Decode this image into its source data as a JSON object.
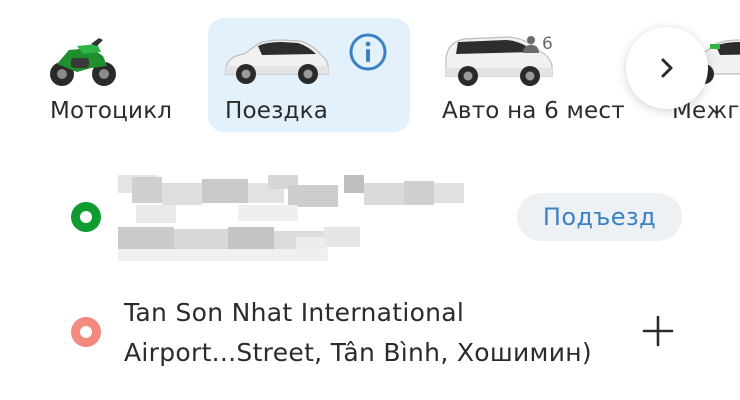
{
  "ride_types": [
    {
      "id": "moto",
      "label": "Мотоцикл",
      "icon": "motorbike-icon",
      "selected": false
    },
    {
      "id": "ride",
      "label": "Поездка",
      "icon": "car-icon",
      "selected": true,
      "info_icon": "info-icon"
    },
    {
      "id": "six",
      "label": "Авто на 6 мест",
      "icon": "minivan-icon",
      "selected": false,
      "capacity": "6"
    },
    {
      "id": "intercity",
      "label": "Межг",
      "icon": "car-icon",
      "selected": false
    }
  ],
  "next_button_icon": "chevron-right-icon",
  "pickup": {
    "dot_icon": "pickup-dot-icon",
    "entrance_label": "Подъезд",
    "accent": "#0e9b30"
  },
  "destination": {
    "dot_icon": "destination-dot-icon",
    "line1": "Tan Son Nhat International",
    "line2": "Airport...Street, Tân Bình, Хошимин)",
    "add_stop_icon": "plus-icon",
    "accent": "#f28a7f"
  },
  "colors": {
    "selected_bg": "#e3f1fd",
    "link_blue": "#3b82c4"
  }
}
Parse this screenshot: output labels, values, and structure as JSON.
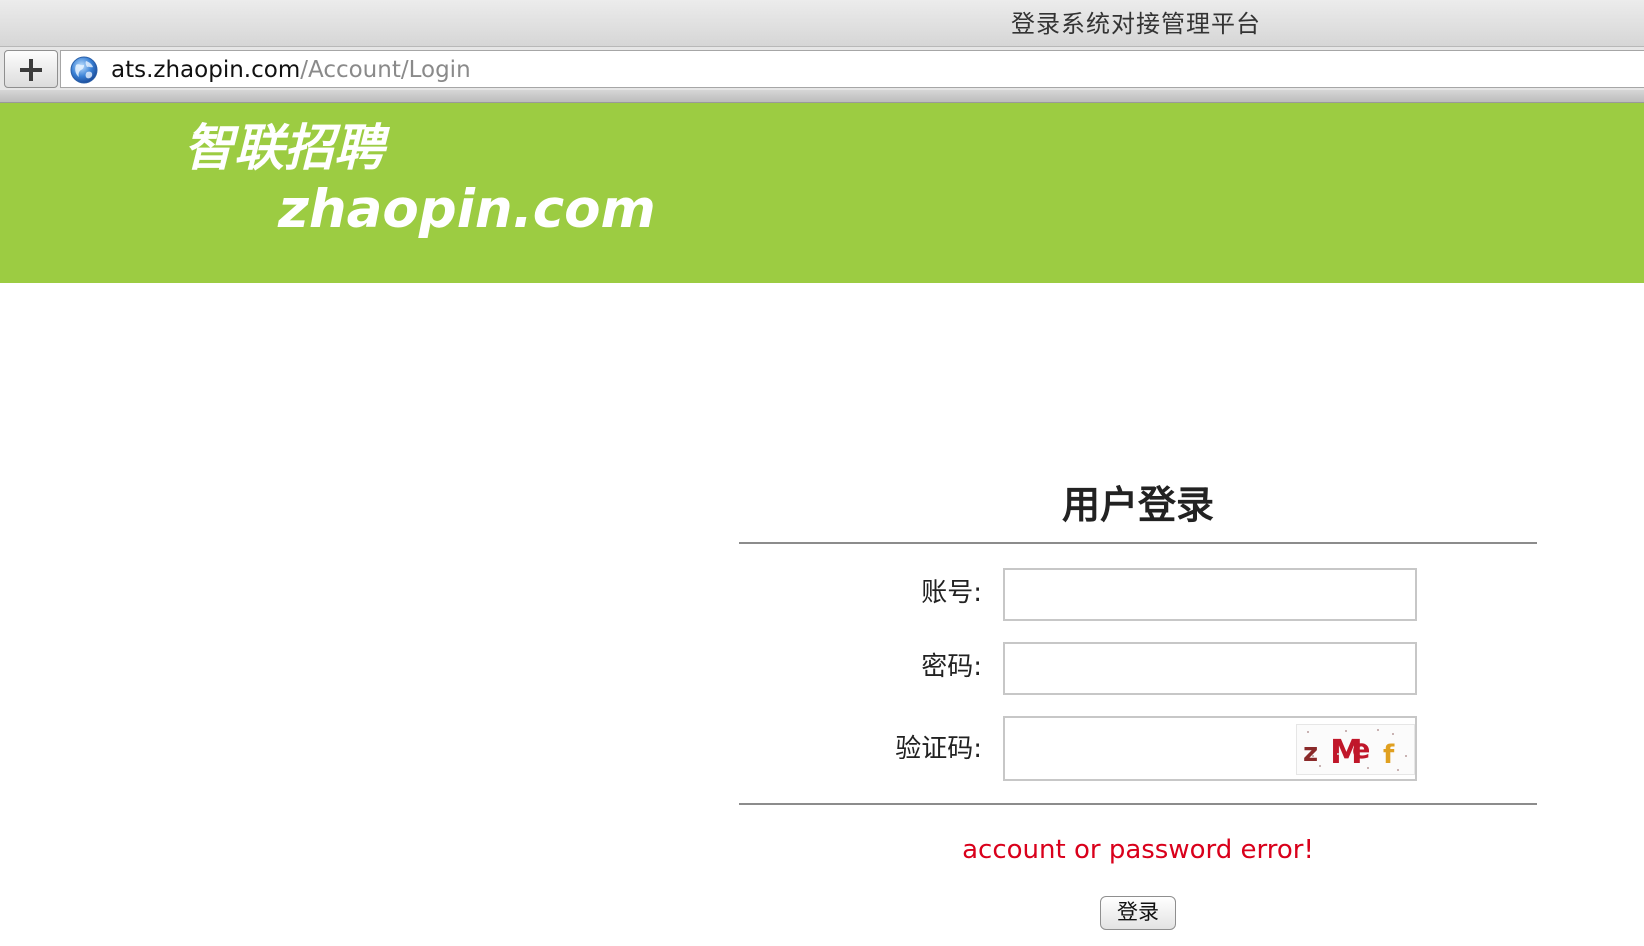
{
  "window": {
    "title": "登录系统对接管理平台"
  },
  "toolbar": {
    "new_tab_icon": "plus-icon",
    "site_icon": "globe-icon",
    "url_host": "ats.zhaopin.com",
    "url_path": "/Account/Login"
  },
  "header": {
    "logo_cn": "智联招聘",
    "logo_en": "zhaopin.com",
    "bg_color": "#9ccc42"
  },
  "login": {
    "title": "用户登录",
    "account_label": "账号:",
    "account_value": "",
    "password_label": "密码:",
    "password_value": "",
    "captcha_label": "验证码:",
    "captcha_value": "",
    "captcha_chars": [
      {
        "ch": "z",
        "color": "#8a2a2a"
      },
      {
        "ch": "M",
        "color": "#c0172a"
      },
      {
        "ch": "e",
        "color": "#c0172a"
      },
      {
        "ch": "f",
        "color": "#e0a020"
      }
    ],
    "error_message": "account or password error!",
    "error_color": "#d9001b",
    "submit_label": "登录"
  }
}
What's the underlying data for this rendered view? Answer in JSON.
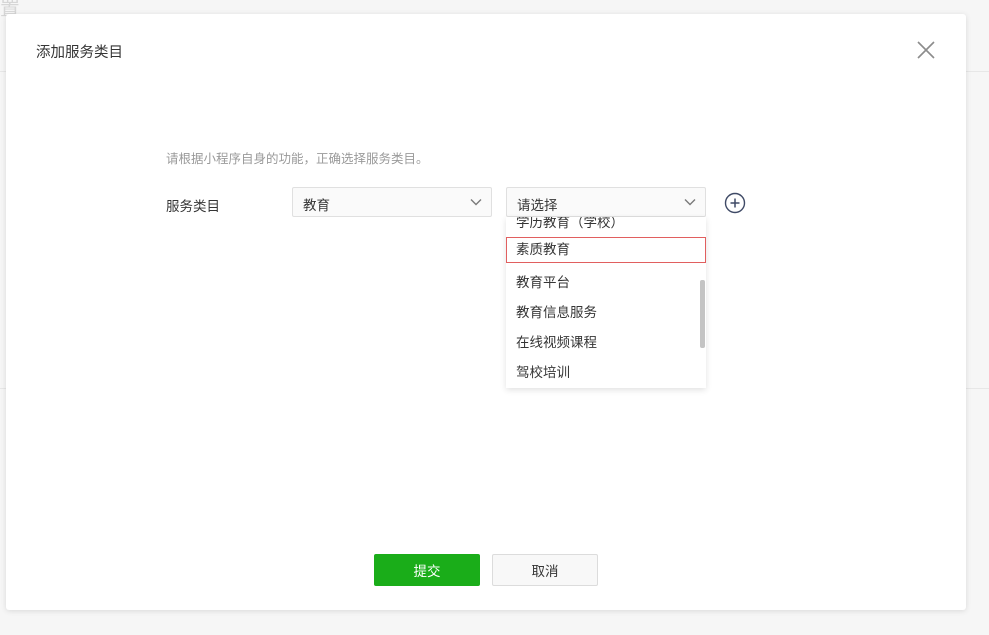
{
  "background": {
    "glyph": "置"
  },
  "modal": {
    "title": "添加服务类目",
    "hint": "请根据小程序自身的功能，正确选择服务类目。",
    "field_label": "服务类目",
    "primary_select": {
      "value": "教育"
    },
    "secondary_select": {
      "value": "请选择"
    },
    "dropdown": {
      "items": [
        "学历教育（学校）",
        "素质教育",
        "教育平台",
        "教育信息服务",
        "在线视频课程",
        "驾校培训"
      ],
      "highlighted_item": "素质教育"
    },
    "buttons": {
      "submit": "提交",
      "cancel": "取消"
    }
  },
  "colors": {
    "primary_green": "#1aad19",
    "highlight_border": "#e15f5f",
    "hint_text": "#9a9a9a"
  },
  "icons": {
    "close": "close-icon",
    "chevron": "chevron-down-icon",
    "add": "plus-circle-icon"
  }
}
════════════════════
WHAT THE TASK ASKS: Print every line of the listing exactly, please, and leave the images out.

ANSWER SECTION:
Decode this image into its source data as a JSON object.
{
  "ride_types": [
    {
      "id": "moto",
      "label": "Мотоцикл",
      "icon": "motorbike-icon",
      "selected": false
    },
    {
      "id": "ride",
      "label": "Поездка",
      "icon": "car-icon",
      "selected": true,
      "info_icon": "info-icon"
    },
    {
      "id": "six",
      "label": "Авто на 6 мест",
      "icon": "minivan-icon",
      "selected": false,
      "capacity": "6"
    },
    {
      "id": "intercity",
      "label": "Межг",
      "icon": "car-icon",
      "selected": false
    }
  ],
  "next_button_icon": "chevron-right-icon",
  "pickup": {
    "dot_icon": "pickup-dot-icon",
    "entrance_label": "Подъезд",
    "accent": "#0e9b30"
  },
  "destination": {
    "dot_icon": "destination-dot-icon",
    "line1": "Tan Son Nhat International",
    "line2": "Airport...Street, Tân Bình, Хошимин)",
    "add_stop_icon": "plus-icon",
    "accent": "#f28a7f"
  },
  "colors": {
    "selected_bg": "#e3f1fd",
    "link_blue": "#3b82c4"
  }
}
Parse this screenshot: output labels, values, and structure as JSON.
{
  "window": {
    "title": "登录系统对接管理平台"
  },
  "toolbar": {
    "new_tab_icon": "plus-icon",
    "site_icon": "globe-icon",
    "url_host": "ats.zhaopin.com",
    "url_path": "/Account/Login"
  },
  "header": {
    "logo_cn": "智联招聘",
    "logo_en": "zhaopin.com",
    "bg_color": "#9ccc42"
  },
  "login": {
    "title": "用户登录",
    "account_label": "账号:",
    "account_value": "",
    "password_label": "密码:",
    "password_value": "",
    "captcha_label": "验证码:",
    "captcha_value": "",
    "captcha_chars": [
      {
        "ch": "z",
        "color": "#8a2a2a"
      },
      {
        "ch": "M",
        "color": "#c0172a"
      },
      {
        "ch": "e",
        "color": "#c0172a"
      },
      {
        "ch": "f",
        "color": "#e0a020"
      }
    ],
    "error_message": "account or password error!",
    "error_color": "#d9001b",
    "submit_label": "登录"
  }
}
What's the underlying data for this rendered view? Answer in JSON.
{
  "background": {
    "glyph": "置"
  },
  "modal": {
    "title": "添加服务类目",
    "hint": "请根据小程序自身的功能，正确选择服务类目。",
    "field_label": "服务类目",
    "primary_select": {
      "value": "教育"
    },
    "secondary_select": {
      "value": "请选择"
    },
    "dropdown": {
      "items": [
        "学历教育（学校）",
        "素质教育",
        "教育平台",
        "教育信息服务",
        "在线视频课程",
        "驾校培训"
      ],
      "highlighted_item": "素质教育"
    },
    "buttons": {
      "submit": "提交",
      "cancel": "取消"
    }
  },
  "colors": {
    "primary_green": "#1aad19",
    "highlight_border": "#e15f5f",
    "hint_text": "#9a9a9a"
  },
  "icons": {
    "close": "close-icon",
    "chevron": "chevron-down-icon",
    "add": "plus-circle-icon"
  }
}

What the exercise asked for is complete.